THE TASK: From the entries, copy every line that carries the string "发布时间".

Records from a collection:
○ ○ ○ ○ ○ ○ ○

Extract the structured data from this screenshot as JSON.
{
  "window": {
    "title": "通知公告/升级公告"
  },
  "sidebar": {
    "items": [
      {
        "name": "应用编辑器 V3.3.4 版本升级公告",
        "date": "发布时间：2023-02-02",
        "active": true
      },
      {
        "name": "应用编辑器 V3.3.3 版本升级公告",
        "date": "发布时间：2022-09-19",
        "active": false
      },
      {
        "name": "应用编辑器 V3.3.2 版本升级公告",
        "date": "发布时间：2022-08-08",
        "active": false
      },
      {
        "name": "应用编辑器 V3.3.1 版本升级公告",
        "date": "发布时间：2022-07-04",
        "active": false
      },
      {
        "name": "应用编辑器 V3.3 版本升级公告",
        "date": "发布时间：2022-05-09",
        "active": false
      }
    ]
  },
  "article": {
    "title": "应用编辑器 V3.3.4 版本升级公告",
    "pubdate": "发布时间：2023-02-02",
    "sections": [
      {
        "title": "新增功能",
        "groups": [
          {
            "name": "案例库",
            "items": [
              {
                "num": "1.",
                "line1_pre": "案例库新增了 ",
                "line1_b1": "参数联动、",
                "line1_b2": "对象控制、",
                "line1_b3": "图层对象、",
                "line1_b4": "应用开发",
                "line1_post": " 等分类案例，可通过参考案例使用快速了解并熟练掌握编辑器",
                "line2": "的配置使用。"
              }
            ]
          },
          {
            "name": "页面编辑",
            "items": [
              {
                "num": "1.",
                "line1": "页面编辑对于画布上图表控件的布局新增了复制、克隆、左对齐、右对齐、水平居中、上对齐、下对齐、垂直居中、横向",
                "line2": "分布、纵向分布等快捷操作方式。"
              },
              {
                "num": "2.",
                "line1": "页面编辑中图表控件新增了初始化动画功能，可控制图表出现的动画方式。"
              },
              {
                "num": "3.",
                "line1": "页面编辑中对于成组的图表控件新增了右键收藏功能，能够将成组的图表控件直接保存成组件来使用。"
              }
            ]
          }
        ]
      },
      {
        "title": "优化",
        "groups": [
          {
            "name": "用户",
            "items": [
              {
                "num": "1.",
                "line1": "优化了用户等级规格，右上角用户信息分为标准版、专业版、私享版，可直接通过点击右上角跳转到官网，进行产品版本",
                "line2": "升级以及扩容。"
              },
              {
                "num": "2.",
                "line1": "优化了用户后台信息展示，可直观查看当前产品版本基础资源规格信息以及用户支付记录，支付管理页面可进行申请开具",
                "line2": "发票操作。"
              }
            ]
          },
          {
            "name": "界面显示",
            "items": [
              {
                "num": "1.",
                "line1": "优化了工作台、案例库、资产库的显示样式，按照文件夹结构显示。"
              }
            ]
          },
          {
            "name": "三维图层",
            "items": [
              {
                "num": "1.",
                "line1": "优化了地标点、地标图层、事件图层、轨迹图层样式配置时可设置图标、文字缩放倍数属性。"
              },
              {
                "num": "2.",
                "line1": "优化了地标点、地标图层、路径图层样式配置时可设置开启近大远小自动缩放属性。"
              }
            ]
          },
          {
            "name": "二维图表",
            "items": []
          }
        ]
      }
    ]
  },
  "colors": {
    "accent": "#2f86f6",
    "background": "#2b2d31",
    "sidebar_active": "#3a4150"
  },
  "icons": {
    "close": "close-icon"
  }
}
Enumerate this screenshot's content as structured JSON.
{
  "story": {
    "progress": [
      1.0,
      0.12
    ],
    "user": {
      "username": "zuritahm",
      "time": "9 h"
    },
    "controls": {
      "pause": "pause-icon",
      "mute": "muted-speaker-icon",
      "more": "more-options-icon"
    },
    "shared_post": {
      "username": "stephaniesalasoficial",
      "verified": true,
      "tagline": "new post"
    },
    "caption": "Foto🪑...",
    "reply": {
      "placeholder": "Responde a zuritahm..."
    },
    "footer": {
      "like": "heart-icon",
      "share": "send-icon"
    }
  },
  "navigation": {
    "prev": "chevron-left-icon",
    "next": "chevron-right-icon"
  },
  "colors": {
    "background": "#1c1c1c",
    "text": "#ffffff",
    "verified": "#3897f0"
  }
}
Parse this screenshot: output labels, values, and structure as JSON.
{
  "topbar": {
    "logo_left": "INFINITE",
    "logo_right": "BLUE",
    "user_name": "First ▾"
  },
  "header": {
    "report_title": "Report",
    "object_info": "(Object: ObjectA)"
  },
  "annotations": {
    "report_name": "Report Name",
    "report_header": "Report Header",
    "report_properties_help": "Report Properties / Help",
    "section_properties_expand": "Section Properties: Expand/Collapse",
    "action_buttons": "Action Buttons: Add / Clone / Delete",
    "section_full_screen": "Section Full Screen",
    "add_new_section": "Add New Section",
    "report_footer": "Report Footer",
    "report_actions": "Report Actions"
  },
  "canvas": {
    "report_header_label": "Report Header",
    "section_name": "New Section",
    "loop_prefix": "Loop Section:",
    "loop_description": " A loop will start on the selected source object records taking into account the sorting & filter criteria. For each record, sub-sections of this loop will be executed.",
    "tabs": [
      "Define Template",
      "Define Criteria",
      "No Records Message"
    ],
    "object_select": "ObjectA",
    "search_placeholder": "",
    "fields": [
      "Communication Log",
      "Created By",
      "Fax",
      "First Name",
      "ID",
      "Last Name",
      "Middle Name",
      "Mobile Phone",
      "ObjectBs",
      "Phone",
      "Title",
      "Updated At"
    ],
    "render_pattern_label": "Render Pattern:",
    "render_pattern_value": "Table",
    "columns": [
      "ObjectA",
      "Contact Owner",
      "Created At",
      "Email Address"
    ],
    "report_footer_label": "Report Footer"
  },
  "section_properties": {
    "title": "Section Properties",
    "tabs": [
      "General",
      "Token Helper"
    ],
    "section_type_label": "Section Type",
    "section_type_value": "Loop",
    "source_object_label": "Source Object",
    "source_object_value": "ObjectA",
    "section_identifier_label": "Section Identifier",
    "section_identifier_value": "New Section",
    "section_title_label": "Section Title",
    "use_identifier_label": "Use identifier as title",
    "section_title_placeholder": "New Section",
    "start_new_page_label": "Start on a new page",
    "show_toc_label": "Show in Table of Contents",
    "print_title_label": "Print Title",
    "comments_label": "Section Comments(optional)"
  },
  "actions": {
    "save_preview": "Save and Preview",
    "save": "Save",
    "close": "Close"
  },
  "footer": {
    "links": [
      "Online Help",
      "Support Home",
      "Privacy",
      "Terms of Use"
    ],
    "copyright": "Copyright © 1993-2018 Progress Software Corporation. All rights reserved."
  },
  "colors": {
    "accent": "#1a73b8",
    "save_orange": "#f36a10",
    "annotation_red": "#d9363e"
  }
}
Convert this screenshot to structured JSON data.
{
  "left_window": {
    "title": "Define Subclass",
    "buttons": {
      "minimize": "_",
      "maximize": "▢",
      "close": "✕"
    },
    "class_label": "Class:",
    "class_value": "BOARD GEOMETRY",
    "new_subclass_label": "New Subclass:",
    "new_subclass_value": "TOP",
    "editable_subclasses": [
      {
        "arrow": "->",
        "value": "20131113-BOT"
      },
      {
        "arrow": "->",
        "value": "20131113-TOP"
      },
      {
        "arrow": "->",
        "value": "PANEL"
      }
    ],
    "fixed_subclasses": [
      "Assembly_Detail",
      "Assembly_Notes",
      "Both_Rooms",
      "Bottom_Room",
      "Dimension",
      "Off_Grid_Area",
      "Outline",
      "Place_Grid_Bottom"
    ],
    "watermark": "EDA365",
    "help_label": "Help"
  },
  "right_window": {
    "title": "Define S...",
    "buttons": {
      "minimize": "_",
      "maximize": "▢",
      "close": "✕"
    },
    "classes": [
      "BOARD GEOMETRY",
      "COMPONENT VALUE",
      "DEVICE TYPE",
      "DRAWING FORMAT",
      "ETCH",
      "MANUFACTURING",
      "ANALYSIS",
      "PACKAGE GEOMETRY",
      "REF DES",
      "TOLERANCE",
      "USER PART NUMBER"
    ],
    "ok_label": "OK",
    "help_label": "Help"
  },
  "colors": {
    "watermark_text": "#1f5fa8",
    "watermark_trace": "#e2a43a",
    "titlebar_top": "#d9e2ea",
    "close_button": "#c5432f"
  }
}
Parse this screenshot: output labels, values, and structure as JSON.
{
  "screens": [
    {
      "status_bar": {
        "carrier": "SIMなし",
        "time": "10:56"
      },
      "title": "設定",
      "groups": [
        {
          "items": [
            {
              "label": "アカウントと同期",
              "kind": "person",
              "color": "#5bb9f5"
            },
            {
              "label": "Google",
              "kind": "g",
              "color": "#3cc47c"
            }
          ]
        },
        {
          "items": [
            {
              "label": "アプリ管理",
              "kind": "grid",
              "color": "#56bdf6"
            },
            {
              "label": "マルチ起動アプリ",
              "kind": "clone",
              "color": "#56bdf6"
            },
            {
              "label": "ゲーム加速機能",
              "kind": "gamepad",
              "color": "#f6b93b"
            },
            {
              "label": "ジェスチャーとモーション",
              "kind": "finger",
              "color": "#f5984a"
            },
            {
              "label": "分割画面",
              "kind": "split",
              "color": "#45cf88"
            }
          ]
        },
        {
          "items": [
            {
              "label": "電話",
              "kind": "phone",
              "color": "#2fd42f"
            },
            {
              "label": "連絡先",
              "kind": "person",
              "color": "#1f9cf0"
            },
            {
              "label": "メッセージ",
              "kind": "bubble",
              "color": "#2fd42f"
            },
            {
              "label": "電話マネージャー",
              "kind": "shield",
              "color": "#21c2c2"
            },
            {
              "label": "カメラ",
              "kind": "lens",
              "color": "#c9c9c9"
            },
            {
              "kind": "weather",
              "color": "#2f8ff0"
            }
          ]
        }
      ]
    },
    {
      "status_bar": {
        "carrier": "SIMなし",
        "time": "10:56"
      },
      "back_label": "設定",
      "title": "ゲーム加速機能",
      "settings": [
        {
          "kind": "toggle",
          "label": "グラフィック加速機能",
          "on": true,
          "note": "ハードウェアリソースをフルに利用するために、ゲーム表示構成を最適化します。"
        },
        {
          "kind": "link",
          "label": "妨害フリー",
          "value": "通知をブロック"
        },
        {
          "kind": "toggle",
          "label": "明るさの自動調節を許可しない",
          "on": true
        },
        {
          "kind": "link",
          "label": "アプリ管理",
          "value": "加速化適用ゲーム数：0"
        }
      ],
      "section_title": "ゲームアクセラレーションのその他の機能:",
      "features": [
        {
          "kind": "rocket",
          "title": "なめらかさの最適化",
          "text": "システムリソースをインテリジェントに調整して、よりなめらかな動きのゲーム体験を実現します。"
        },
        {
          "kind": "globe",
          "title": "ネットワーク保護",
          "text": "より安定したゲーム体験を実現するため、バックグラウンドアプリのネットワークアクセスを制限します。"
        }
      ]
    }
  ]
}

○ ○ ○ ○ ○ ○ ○

ANSWER BELOW:
        "date": "发布时间：2023-02-02",
        "date": "发布时间：2022-09-19",
        "date": "发布时间：2022-08-08",
        "date": "发布时间：2022-07-04",
        "date": "发布时间：2022-05-09",
    "pubdate": "发布时间：2023-02-02",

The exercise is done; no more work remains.